Harmit S. Malik
Appointments and Affiliations
Our genomes are a tenuous conglomerate of different genetic entities, each trying to maximize their own evolutionary success, often at great cost to their genomic neighbors. As expected, this conflict can create problems for the host organism. My lab is interested in evolutionary studies of genetic conflict to gain insight into their mechanisms and consequences.We focus on conflicts that are both extrinsic (between different genetic entities) and intrinsic (between components of the same genome).

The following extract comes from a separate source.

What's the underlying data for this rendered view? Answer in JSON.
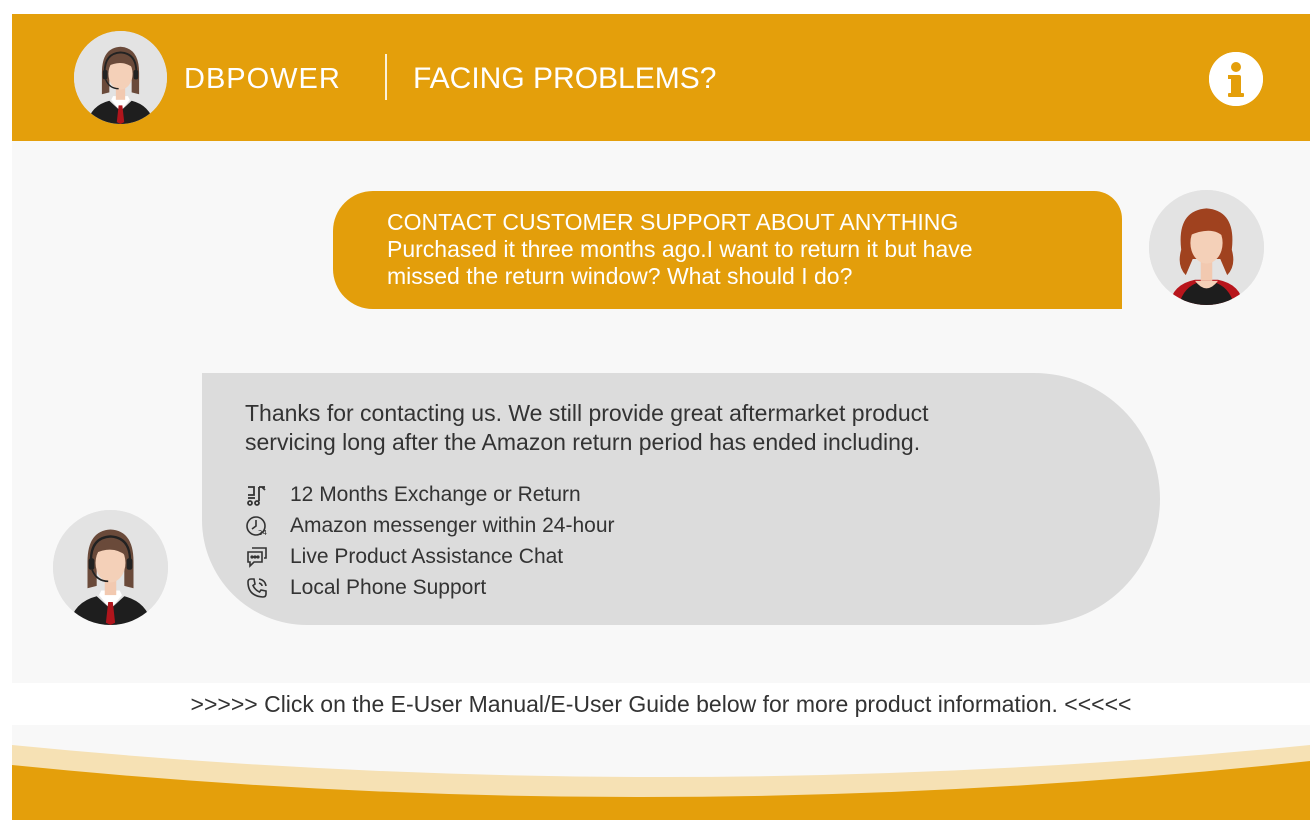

As an example of intrinsic conflicts, we study the rapid evolution of centromeres and centromeric proteins. Centromeres are crucial for the faithful segregation of genetic information in eukaryotes, but they remain the most mysterious part of our genomes. In both animal and plant meiosis, in the process of forming an egg, of four meiotic products, only one becomes the egg, while the other three are evolutionary dead-ends. There is intense competition between various chromosomes, likely through their centromeres for success into the egg. Our hypothesis is that this results in the rapid gain of centromeric satellites often with deleterious consequences to the host. For instance, in humans, Robertsonian fusions (chromosomes fused at their centromeres) are transmitted more frequently in women, but male carriers of these fusions are partially to completely sterile. We study the rapid evolution of centromeric components to gain a better understanding of aneuploidy events (commonly observed in cancer cells) and to answer one of the long-standing questions in biology: how do two species evolve from one?
Examples of extrinsic conflicts include innate immunity genes in primates that are directly implicated in host-pathogen interactions. In collaboration with the Emerman and Geballe labs, we are characterizing the driving forces and functional consequences of primate antiviral genes that act against retroviruses and large double-stranded DNA viruses.
Prospective graduate students are encouraged to apply to the MCB program at the University of Washington. Graduate students from the Genome Sciences Department at the University of Washington are also eligible to join my lab.
Identification of novel domains by remote homology searches
Impact of transposable elements on eukaryotic genomes and gene repertoires
Centromere complexity and its evolutionary origins
Honors and Awards
- Harold E. and Leila Y. Mathers Foundation: Research Grant, 2012 to 2015
- National Science Foundation (NSF): NSF (CAREER) award, 2008 to 2013
- National Institutes of Health (NIAID) R21, 2012 to 2014
- National Institutes of Health (NIGMS) R01, 2005 to 2014
- Lupus Research Institute Pilot Grant, 2012 to 2015
- Howard Hughes Medical Institute, 2009 to 2015